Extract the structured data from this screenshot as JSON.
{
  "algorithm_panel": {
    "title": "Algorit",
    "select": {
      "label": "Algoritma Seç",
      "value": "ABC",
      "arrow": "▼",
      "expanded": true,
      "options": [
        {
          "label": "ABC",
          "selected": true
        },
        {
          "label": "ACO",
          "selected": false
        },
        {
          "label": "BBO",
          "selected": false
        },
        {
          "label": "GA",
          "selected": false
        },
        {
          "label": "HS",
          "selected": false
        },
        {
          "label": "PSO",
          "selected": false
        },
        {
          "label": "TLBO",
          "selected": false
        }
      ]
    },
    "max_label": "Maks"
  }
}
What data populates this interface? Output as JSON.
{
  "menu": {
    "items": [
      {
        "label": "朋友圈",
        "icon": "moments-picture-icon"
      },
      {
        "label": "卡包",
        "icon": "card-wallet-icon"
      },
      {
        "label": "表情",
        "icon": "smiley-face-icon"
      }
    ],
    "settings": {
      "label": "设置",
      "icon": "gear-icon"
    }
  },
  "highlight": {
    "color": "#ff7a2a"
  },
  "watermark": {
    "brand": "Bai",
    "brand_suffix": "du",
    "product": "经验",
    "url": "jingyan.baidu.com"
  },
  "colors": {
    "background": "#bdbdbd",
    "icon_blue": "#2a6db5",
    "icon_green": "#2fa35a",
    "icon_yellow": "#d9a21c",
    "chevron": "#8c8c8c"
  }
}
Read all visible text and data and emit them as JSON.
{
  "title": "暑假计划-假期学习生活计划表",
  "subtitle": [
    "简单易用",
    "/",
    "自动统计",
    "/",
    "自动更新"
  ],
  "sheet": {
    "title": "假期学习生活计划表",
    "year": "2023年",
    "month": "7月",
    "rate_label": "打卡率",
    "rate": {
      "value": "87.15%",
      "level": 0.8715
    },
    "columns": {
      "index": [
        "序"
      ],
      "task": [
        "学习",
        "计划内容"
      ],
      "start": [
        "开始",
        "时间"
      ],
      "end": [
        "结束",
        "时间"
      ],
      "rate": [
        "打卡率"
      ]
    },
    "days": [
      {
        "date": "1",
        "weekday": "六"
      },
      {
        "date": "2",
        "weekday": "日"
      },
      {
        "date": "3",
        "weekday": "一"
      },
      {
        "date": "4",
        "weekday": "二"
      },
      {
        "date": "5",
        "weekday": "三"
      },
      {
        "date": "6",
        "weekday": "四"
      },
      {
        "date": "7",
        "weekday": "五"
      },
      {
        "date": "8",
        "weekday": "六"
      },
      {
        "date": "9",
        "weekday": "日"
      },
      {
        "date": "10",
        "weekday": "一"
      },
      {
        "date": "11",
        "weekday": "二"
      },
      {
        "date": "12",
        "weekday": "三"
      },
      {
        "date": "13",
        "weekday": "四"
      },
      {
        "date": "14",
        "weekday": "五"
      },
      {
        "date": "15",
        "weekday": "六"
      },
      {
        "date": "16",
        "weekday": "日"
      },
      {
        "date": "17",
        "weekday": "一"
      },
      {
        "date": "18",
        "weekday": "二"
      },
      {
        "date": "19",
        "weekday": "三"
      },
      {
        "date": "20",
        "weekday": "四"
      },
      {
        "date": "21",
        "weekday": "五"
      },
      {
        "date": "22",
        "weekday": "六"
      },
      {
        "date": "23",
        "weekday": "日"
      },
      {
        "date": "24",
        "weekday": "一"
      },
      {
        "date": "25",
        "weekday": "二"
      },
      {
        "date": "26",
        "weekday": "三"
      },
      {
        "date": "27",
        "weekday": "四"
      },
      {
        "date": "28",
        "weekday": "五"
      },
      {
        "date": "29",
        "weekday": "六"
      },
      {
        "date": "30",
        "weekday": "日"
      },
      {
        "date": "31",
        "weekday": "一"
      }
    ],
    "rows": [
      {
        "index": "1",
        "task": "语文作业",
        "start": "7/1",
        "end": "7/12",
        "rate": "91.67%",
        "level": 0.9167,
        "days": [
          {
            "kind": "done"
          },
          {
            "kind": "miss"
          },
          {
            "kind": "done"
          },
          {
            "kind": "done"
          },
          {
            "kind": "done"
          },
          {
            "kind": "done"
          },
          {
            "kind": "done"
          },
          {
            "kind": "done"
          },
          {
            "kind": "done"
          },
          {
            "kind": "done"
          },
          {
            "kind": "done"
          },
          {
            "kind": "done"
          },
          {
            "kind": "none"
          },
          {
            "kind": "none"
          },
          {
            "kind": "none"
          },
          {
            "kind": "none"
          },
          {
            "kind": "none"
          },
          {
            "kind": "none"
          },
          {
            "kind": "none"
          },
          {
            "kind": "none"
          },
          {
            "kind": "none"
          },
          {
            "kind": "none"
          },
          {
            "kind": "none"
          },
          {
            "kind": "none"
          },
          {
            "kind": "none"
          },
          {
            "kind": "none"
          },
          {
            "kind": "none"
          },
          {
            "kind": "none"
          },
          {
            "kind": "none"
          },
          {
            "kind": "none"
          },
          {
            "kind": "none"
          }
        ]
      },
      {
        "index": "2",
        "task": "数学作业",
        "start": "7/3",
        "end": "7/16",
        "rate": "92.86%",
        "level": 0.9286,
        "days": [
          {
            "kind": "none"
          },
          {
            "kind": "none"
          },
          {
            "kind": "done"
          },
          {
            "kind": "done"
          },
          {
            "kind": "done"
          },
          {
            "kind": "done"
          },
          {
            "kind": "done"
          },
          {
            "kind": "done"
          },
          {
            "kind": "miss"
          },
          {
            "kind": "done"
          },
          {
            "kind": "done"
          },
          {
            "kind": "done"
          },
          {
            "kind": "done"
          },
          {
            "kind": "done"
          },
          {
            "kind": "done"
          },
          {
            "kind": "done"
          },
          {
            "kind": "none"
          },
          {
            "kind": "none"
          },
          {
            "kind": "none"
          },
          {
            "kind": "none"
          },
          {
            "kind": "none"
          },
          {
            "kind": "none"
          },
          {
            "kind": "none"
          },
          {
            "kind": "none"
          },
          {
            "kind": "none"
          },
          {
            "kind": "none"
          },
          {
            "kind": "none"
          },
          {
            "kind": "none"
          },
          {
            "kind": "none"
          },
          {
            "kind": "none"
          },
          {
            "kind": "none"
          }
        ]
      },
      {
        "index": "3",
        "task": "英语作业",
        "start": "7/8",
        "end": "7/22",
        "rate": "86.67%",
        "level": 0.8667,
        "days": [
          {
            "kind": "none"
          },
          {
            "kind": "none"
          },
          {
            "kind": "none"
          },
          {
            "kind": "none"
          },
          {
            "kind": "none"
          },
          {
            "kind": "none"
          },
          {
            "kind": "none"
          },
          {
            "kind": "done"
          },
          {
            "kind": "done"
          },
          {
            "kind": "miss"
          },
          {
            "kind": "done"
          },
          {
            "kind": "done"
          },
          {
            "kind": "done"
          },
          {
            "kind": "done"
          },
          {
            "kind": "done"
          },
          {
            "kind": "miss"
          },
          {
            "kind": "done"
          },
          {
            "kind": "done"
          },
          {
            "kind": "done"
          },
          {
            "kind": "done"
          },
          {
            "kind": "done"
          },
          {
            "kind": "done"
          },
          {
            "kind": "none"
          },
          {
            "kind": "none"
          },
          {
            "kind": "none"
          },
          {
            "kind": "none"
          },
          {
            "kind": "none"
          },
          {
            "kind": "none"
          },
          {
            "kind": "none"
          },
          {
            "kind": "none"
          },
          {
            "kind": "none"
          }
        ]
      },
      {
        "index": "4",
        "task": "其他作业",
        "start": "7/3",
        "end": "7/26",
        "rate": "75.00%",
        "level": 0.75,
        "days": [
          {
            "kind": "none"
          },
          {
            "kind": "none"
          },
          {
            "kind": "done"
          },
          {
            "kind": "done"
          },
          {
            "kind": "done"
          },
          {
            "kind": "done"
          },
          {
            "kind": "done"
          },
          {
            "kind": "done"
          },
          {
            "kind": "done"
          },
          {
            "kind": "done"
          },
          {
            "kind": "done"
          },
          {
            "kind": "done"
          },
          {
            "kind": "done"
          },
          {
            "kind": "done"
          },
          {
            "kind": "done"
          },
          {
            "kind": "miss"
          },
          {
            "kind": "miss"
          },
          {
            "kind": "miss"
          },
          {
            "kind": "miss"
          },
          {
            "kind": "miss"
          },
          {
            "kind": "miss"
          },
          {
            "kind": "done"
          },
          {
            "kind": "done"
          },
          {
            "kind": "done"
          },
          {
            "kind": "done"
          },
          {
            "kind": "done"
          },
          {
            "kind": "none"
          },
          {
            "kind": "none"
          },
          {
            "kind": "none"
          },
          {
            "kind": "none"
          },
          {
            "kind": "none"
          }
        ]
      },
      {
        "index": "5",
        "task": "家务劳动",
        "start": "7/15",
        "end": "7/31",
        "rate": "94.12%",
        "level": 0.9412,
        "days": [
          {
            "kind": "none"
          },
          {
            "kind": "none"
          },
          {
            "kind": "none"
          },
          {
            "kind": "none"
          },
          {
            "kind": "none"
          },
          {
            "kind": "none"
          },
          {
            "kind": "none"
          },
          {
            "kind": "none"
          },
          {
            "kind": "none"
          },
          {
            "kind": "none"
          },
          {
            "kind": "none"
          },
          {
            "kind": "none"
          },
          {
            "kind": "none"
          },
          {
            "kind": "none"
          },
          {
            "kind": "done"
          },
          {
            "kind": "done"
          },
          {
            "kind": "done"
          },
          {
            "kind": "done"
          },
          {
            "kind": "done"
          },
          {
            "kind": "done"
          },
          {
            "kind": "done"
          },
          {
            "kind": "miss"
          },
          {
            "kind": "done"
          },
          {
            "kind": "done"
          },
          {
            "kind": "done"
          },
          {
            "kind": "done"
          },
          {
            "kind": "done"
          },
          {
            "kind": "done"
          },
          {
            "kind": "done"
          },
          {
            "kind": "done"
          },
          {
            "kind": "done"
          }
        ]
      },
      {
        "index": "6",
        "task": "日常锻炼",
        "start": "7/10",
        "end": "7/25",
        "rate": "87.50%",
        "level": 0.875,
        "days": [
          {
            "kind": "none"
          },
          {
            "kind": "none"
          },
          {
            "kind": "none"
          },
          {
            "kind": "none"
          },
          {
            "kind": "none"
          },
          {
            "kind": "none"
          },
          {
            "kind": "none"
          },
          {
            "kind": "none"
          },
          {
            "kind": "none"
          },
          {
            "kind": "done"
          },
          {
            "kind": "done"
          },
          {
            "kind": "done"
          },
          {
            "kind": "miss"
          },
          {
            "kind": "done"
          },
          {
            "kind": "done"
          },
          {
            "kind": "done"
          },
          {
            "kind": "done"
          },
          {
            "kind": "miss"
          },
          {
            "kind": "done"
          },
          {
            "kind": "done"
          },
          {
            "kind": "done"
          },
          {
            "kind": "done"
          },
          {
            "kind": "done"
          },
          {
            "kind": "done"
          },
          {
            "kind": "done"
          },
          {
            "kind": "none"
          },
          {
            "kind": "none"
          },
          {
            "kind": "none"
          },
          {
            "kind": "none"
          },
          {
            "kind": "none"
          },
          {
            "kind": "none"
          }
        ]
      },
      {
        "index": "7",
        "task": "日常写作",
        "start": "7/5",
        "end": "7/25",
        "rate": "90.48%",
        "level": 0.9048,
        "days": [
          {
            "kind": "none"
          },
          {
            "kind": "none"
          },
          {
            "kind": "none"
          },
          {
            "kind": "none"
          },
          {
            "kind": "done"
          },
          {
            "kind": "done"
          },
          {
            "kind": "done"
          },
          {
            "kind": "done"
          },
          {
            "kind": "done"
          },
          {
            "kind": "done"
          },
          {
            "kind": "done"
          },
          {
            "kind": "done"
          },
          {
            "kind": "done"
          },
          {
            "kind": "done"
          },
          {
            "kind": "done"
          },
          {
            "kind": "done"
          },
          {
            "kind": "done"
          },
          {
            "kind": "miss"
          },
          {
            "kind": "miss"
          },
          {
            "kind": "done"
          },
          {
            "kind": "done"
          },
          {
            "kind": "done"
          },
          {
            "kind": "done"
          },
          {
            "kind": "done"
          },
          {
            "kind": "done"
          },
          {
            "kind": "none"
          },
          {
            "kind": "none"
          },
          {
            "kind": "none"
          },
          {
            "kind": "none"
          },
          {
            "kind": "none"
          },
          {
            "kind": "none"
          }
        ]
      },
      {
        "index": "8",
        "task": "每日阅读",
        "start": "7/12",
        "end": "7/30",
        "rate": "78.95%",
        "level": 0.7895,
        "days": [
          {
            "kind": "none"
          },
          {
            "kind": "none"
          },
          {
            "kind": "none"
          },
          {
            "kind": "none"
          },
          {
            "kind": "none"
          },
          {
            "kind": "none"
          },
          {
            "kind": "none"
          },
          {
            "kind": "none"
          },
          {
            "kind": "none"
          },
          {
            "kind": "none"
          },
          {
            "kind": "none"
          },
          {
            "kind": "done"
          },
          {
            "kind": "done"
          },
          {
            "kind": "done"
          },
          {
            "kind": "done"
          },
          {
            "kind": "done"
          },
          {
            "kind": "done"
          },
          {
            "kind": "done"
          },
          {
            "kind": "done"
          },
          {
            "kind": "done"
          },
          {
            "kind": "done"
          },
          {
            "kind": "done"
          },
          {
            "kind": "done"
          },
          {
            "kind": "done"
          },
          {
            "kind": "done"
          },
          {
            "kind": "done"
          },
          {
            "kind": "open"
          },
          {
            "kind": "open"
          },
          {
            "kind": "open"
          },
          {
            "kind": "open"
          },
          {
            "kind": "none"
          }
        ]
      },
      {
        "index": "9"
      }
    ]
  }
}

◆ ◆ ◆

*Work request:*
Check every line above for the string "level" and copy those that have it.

*Exercise answer:*
      "level": 0.8715
        "level": 0.9167,
        "level": 0.9286,
        "level": 0.8667,
        "level": 0.75,
        "level": 0.9412,
        "level": 0.875,
        "level": 0.9048,
        "level": 0.7895,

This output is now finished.